Please reproduce the entries below exactly, leaving the pictures out.

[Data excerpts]
==*==

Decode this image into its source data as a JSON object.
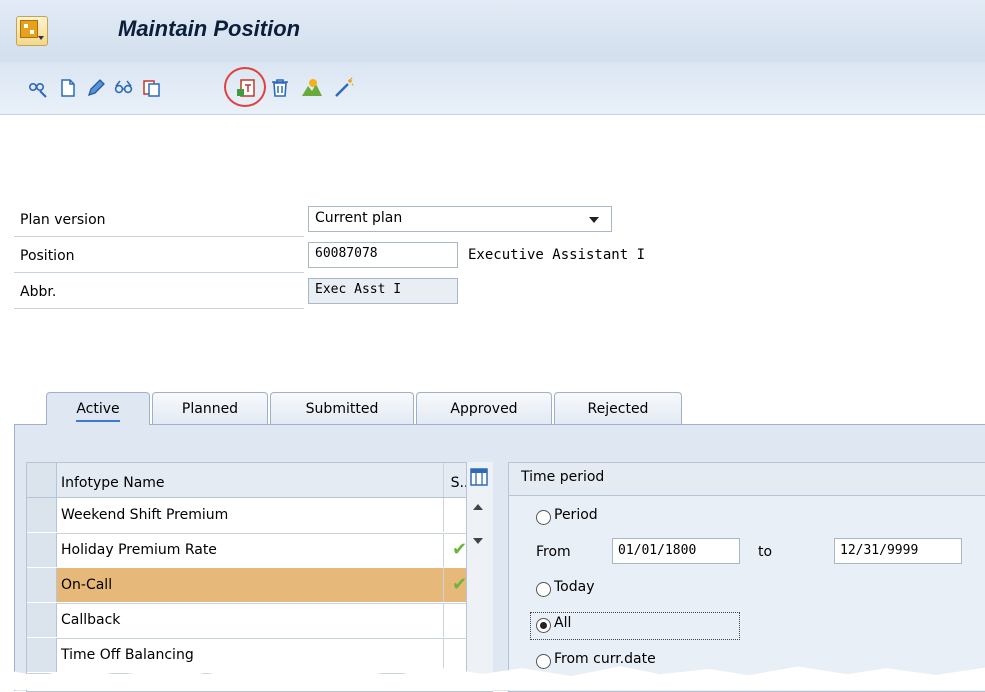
{
  "window": {
    "title": "Maintain Position"
  },
  "toolbar": {
    "buttons": [
      {
        "name": "display-icon"
      },
      {
        "name": "create-icon"
      },
      {
        "name": "change-icon"
      },
      {
        "name": "overview-icon"
      },
      {
        "name": "copy-icon"
      },
      {
        "name": "create-infotype-icon",
        "highlighted": true
      },
      {
        "name": "delete-icon"
      },
      {
        "name": "structure-icon"
      },
      {
        "name": "wizard-icon"
      }
    ],
    "highlight_color": "#e0413e"
  },
  "form": {
    "plan_version": {
      "label": "Plan version",
      "value": "Current plan"
    },
    "position": {
      "label": "Position",
      "value": "60087078",
      "description": "Executive Assistant I"
    },
    "abbr": {
      "label": "Abbr.",
      "value": "Exec Asst I"
    }
  },
  "tabs": [
    {
      "label": "Active",
      "active": true
    },
    {
      "label": "Planned",
      "active": false
    },
    {
      "label": "Submitted",
      "active": false
    },
    {
      "label": "Approved",
      "active": false
    },
    {
      "label": "Rejected",
      "active": false
    }
  ],
  "infotype_table": {
    "headers": {
      "name": "Infotype Name",
      "status": "S.."
    },
    "rows": [
      {
        "name": "Weekend Shift Premium",
        "status": "",
        "selected": false
      },
      {
        "name": "Holiday Premium Rate",
        "status": "✔",
        "selected": false
      },
      {
        "name": "On-Call",
        "status": "✔",
        "selected": true
      },
      {
        "name": "Callback",
        "status": "",
        "selected": false
      },
      {
        "name": "Time Off Balancing",
        "status": "",
        "selected": false
      }
    ]
  },
  "time_period": {
    "title": "Time period",
    "options": {
      "period": "Period",
      "today": "Today",
      "all": "All",
      "from_curr_date": "From curr.date"
    },
    "selected": "all",
    "from_label": "From",
    "from_value": "01/01/1800",
    "to_label": "to",
    "to_value": "12/31/9999"
  },
  "colors": {
    "title_bar": "#d3dfee",
    "selected_row": "#e6b879",
    "check": "#6fb33f",
    "tab_strip": "#dfe8f2"
  }
}
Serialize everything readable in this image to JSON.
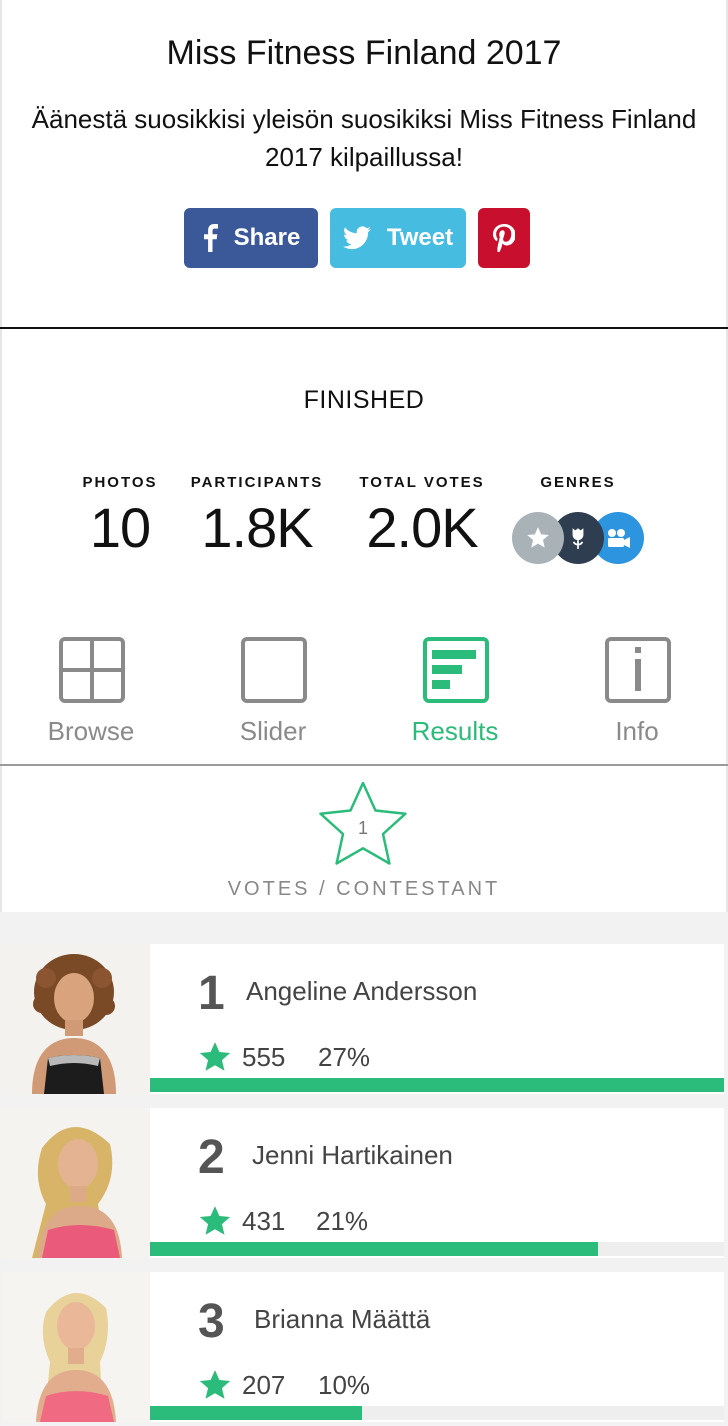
{
  "header": {
    "title": "Miss Fitness Finland 2017",
    "description": "Äänestä suosikkisi yleisön suosikiksi Miss Fitness Finland 2017 kilpaillussa!"
  },
  "share": {
    "facebook_label": "Share",
    "twitter_label": "Tweet",
    "facebook_color": "#3b5998",
    "twitter_color": "#45bce0",
    "pinterest_color": "#c8102e"
  },
  "status": "FINISHED",
  "stats": {
    "photos": {
      "label": "PHOTOS",
      "value": "10"
    },
    "participants": {
      "label": "PARTICIPANTS",
      "value": "1.8K"
    },
    "total_votes": {
      "label": "TOTAL VOTES",
      "value": "2.0K"
    },
    "genres": {
      "label": "GENRES",
      "icons": [
        "star-icon",
        "rose-icon",
        "video-camera-icon"
      ]
    }
  },
  "tabs": [
    {
      "label": "Browse",
      "icon": "grid-icon",
      "active": false
    },
    {
      "label": "Slider",
      "icon": "square-icon",
      "active": false
    },
    {
      "label": "Results",
      "icon": "bar-chart-icon",
      "active": true
    },
    {
      "label": "Info",
      "icon": "info-icon",
      "active": false
    }
  ],
  "votes_per_contestant": {
    "value": "1",
    "label": "VOTES / CONTESTANT"
  },
  "accent_color": "#2bbb7a",
  "results": [
    {
      "rank": "1",
      "name": "Angeline Andersson",
      "votes": "555",
      "percent": "27%",
      "bar_fraction": 1.0
    },
    {
      "rank": "2",
      "name": "Jenni Hartikainen",
      "votes": "431",
      "percent": "21%",
      "bar_fraction": 0.78
    },
    {
      "rank": "3",
      "name": "Brianna Määttä",
      "votes": "207",
      "percent": "10%",
      "bar_fraction": 0.37
    }
  ]
}
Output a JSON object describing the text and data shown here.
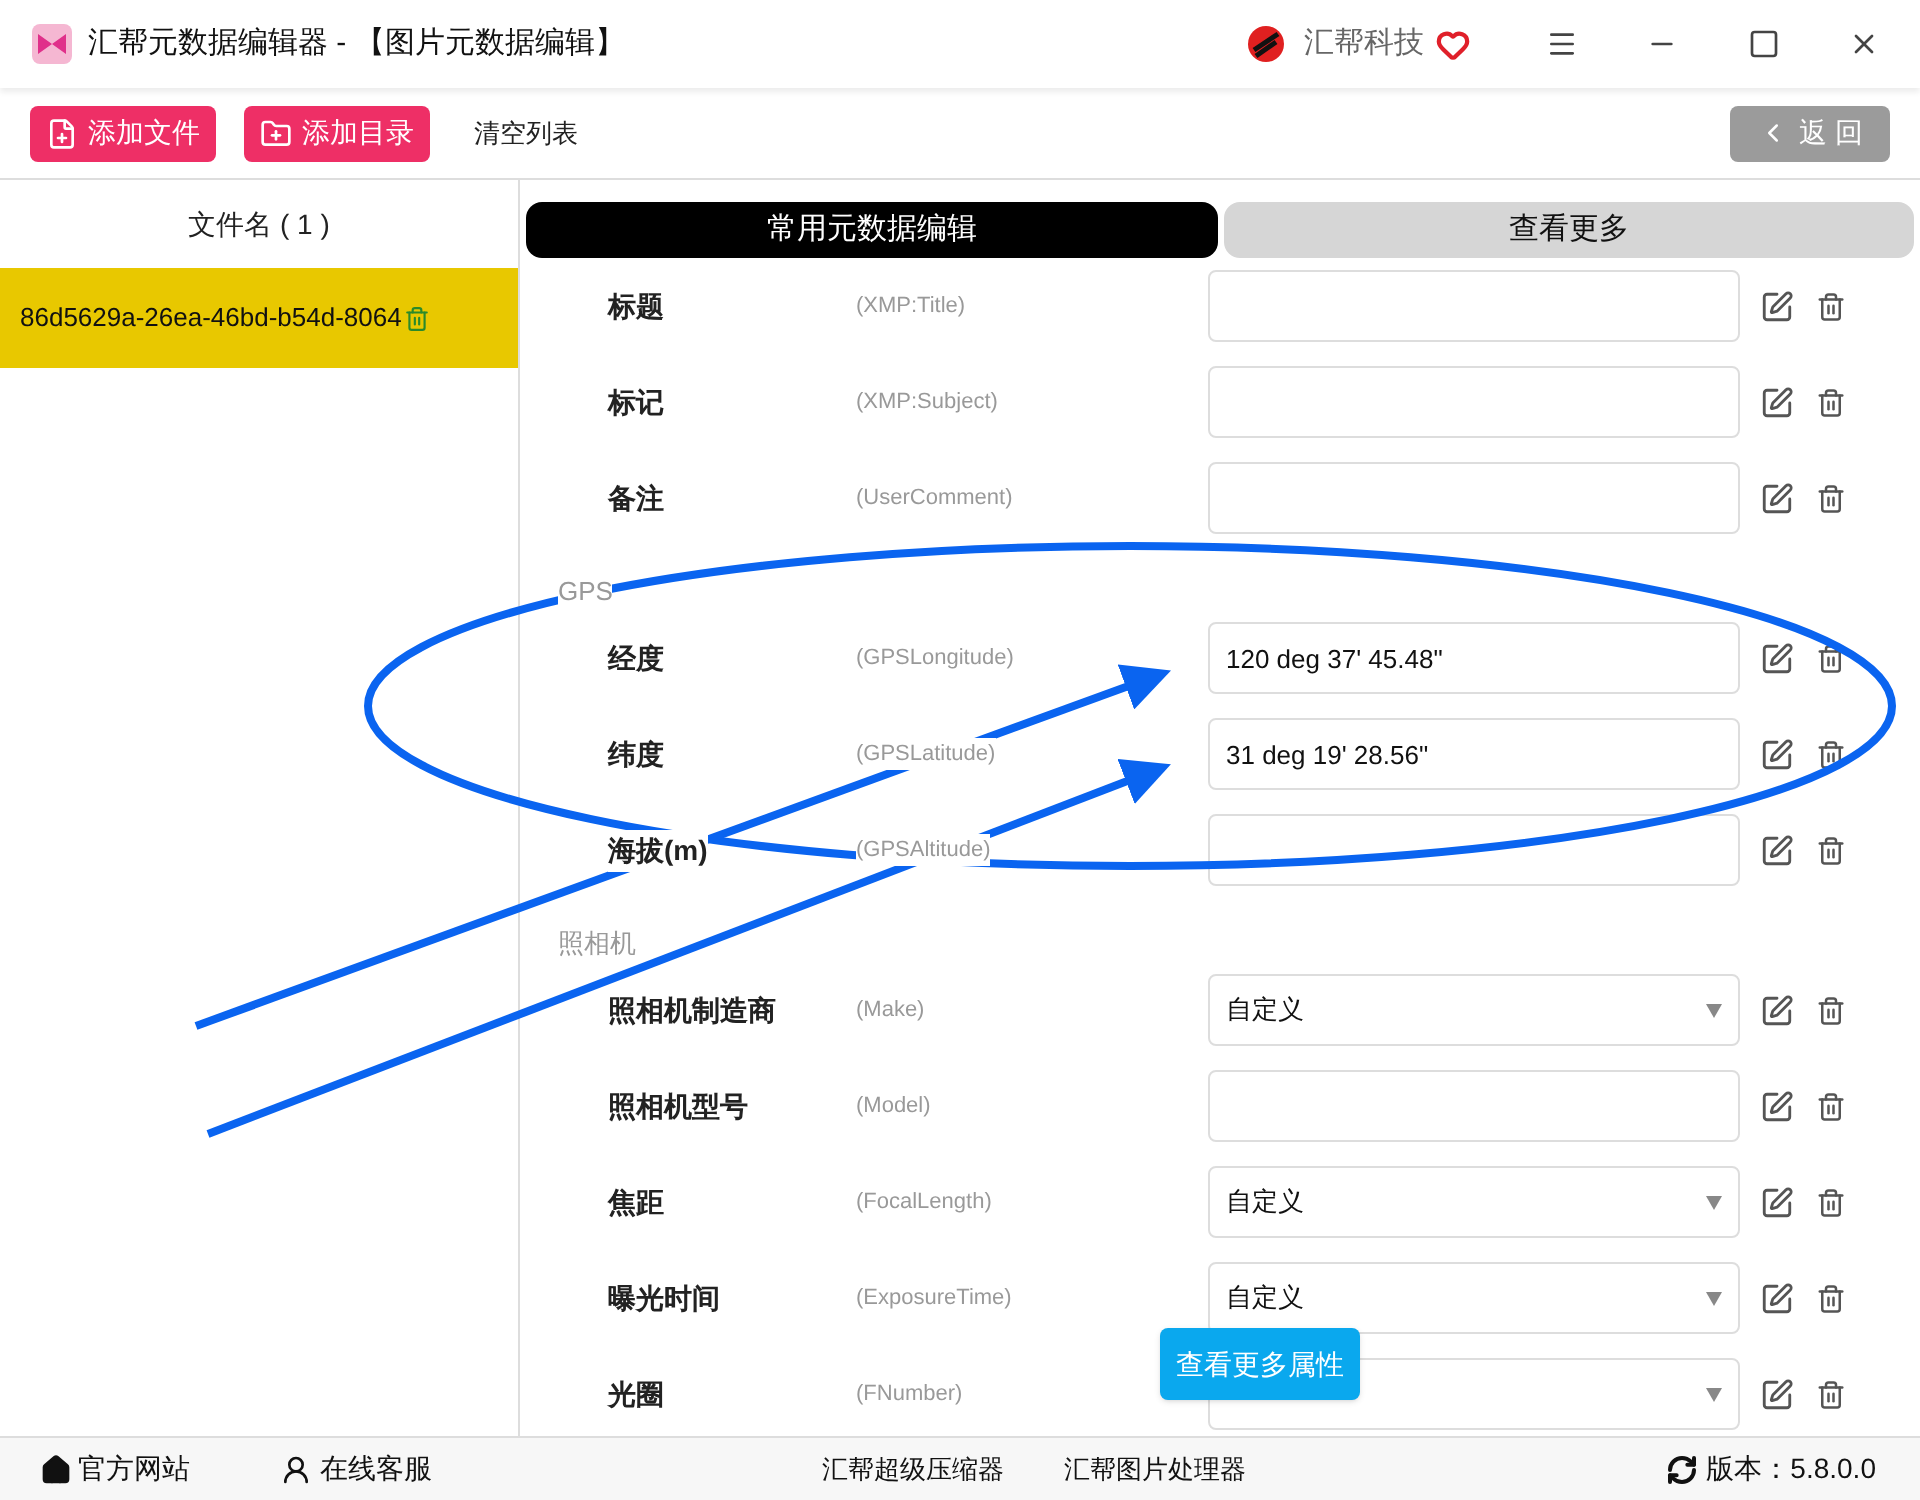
{
  "window": {
    "title": "汇帮元数据编辑器 - 【图片元数据编辑】",
    "brand": "汇帮科技"
  },
  "toolbar": {
    "buttons": [
      "添加文件",
      "添加目录"
    ],
    "clear": "清空列表",
    "back": "返 回"
  },
  "file_list": {
    "header": "文件名 ( 1 )",
    "files": [
      {
        "name": "86d5629a-26ea-46bd-b54d-8064",
        "selected": true
      }
    ]
  },
  "tabs": [
    {
      "label": "常用元数据编辑",
      "selected": true
    },
    {
      "label": "查看更多",
      "selected": false
    }
  ],
  "sections": [
    {
      "rows": [
        {
          "label": "标题",
          "tag": "(XMP:Title)",
          "kind": "text"
        },
        {
          "label": "标记",
          "tag": "(XMP:Subject)",
          "kind": "text"
        },
        {
          "label": "备注",
          "tag": "(UserComment)",
          "kind": "text"
        }
      ]
    },
    {
      "title": "GPS",
      "rows": [
        {
          "label": "经度",
          "tag": "(GPSLongitude)",
          "kind": "text",
          "value": "120 deg 37' 45.48\""
        },
        {
          "label": "纬度",
          "tag": "(GPSLatitude)",
          "kind": "text",
          "value": "31 deg 19' 28.56\""
        },
        {
          "label": "海拔(m)",
          "tag": "(GPSAltitude)",
          "kind": "text"
        }
      ]
    },
    {
      "title": "照相机",
      "rows": [
        {
          "label": "照相机制造商",
          "tag": "(Make)",
          "kind": "select",
          "value": "自定义"
        },
        {
          "label": "照相机型号",
          "tag": "(Model)",
          "kind": "text"
        },
        {
          "label": "焦距",
          "tag": "(FocalLength)",
          "kind": "select",
          "value": "自定义"
        },
        {
          "label": "曝光时间",
          "tag": "(ExposureTime)",
          "kind": "select",
          "value": "自定义"
        },
        {
          "label": "光圈",
          "tag": "(FNumber)",
          "kind": "select"
        }
      ]
    }
  ],
  "more_button": "查看更多属性",
  "status_bar": {
    "left": [
      "官方网站",
      "在线客服"
    ],
    "center": [
      "汇帮超级压缩器",
      "汇帮图片处理器"
    ],
    "version": "版本：5.8.0.0"
  }
}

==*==

Answer section:
Decode this image into its source data as a JSON object.
{
  "window": {
    "title": "Maintain Position"
  },
  "toolbar": {
    "buttons": [
      {
        "name": "display-icon"
      },
      {
        "name": "create-icon"
      },
      {
        "name": "change-icon"
      },
      {
        "name": "overview-icon"
      },
      {
        "name": "copy-icon"
      },
      {
        "name": "create-infotype-icon",
        "highlighted": true
      },
      {
        "name": "delete-icon"
      },
      {
        "name": "structure-icon"
      },
      {
        "name": "wizard-icon"
      }
    ],
    "highlight_color": "#e0413e"
  },
  "form": {
    "plan_version": {
      "label": "Plan version",
      "value": "Current plan"
    },
    "position": {
      "label": "Position",
      "value": "60087078",
      "description": "Executive Assistant I"
    },
    "abbr": {
      "label": "Abbr.",
      "value": "Exec Asst I"
    }
  },
  "tabs": [
    {
      "label": "Active",
      "active": true
    },
    {
      "label": "Planned",
      "active": false
    },
    {
      "label": "Submitted",
      "active": false
    },
    {
      "label": "Approved",
      "active": false
    },
    {
      "label": "Rejected",
      "active": false
    }
  ],
  "infotype_table": {
    "headers": {
      "name": "Infotype Name",
      "status": "S.."
    },
    "rows": [
      {
        "name": "Weekend Shift Premium",
        "status": "",
        "selected": false
      },
      {
        "name": "Holiday Premium Rate",
        "status": "✔",
        "selected": false
      },
      {
        "name": "On-Call",
        "status": "✔",
        "selected": true
      },
      {
        "name": "Callback",
        "status": "",
        "selected": false
      },
      {
        "name": "Time Off Balancing",
        "status": "",
        "selected": false
      }
    ]
  },
  "time_period": {
    "title": "Time period",
    "options": {
      "period": "Period",
      "today": "Today",
      "all": "All",
      "from_curr_date": "From curr.date"
    },
    "selected": "all",
    "from_label": "From",
    "from_value": "01/01/1800",
    "to_label": "to",
    "to_value": "12/31/9999"
  },
  "colors": {
    "title_bar": "#d3dfee",
    "selected_row": "#e6b879",
    "check": "#6fb33f",
    "tab_strip": "#dfe8f2"
  }
}
Serialize everything readable in this image to JSON.
{
  "header": {
    "title": "Miss Fitness Finland 2017",
    "description": "Äänestä suosikkisi yleisön suosikiksi Miss Fitness Finland 2017 kilpaillussa!"
  },
  "share": {
    "facebook_label": "Share",
    "twitter_label": "Tweet",
    "facebook_color": "#3b5998",
    "twitter_color": "#45bce0",
    "pinterest_color": "#c8102e"
  },
  "status": "FINISHED",
  "stats": {
    "photos": {
      "label": "PHOTOS",
      "value": "10"
    },
    "participants": {
      "label": "PARTICIPANTS",
      "value": "1.8K"
    },
    "total_votes": {
      "label": "TOTAL VOTES",
      "value": "2.0K"
    },
    "genres": {
      "label": "GENRES",
      "icons": [
        "star-icon",
        "rose-icon",
        "video-camera-icon"
      ]
    }
  },
  "tabs": [
    {
      "label": "Browse",
      "icon": "grid-icon",
      "active": false
    },
    {
      "label": "Slider",
      "icon": "square-icon",
      "active": false
    },
    {
      "label": "Results",
      "icon": "bar-chart-icon",
      "active": true
    },
    {
      "label": "Info",
      "icon": "info-icon",
      "active": false
    }
  ],
  "votes_per_contestant": {
    "value": "1",
    "label": "VOTES / CONTESTANT"
  },
  "accent_color": "#2bbb7a",
  "results": [
    {
      "rank": "1",
      "name": "Angeline Andersson",
      "votes": "555",
      "percent": "27%",
      "bar_fraction": 1.0
    },
    {
      "rank": "2",
      "name": "Jenni Hartikainen",
      "votes": "431",
      "percent": "21%",
      "bar_fraction": 0.78
    },
    {
      "rank": "3",
      "name": "Brianna Määttä",
      "votes": "207",
      "percent": "10%",
      "bar_fraction": 0.37
    }
  ]
}
Output a JSON object describing the text and data shown here.
{
  "window": {
    "title": "汇帮元数据编辑器 - 【图片元数据编辑】",
    "brand": "汇帮科技"
  },
  "toolbar": {
    "buttons": [
      "添加文件",
      "添加目录"
    ],
    "clear": "清空列表",
    "back": "返 回"
  },
  "file_list": {
    "header": "文件名 ( 1 )",
    "files": [
      {
        "name": "86d5629a-26ea-46bd-b54d-8064",
        "selected": true
      }
    ]
  },
  "tabs": [
    {
      "label": "常用元数据编辑",
      "selected": true
    },
    {
      "label": "查看更多",
      "selected": false
    }
  ],
  "sections": [
    {
      "rows": [
        {
          "label": "标题",
          "tag": "(XMP:Title)",
          "kind": "text"
        },
        {
          "label": "标记",
          "tag": "(XMP:Subject)",
          "kind": "text"
        },
        {
          "label": "备注",
          "tag": "(UserComment)",
          "kind": "text"
        }
      ]
    },
    {
      "title": "GPS",
      "rows": [
        {
          "label": "经度",
          "tag": "(GPSLongitude)",
          "kind": "text",
          "value": "120 deg 37' 45.48\""
        },
        {
          "label": "纬度",
          "tag": "(GPSLatitude)",
          "kind": "text",
          "value": "31 deg 19' 28.56\""
        },
        {
          "label": "海拔(m)",
          "tag": "(GPSAltitude)",
          "kind": "text"
        }
      ]
    },
    {
      "title": "照相机",
      "rows": [
        {
          "label": "照相机制造商",
          "tag": "(Make)",
          "kind": "select",
          "value": "自定义"
        },
        {
          "label": "照相机型号",
          "tag": "(Model)",
          "kind": "text"
        },
        {
          "label": "焦距",
          "tag": "(FocalLength)",
          "kind": "select",
          "value": "自定义"
        },
        {
          "label": "曝光时间",
          "tag": "(ExposureTime)",
          "kind": "select",
          "value": "自定义"
        },
        {
          "label": "光圈",
          "tag": "(FNumber)",
          "kind": "select"
        }
      ]
    }
  ],
  "more_button": "查看更多属性",
  "status_bar": {
    "left": [
      "官方网站",
      "在线客服"
    ],
    "center": [
      "汇帮超级压缩器",
      "汇帮图片处理器"
    ],
    "version": "版本：5.8.0.0"
  }
}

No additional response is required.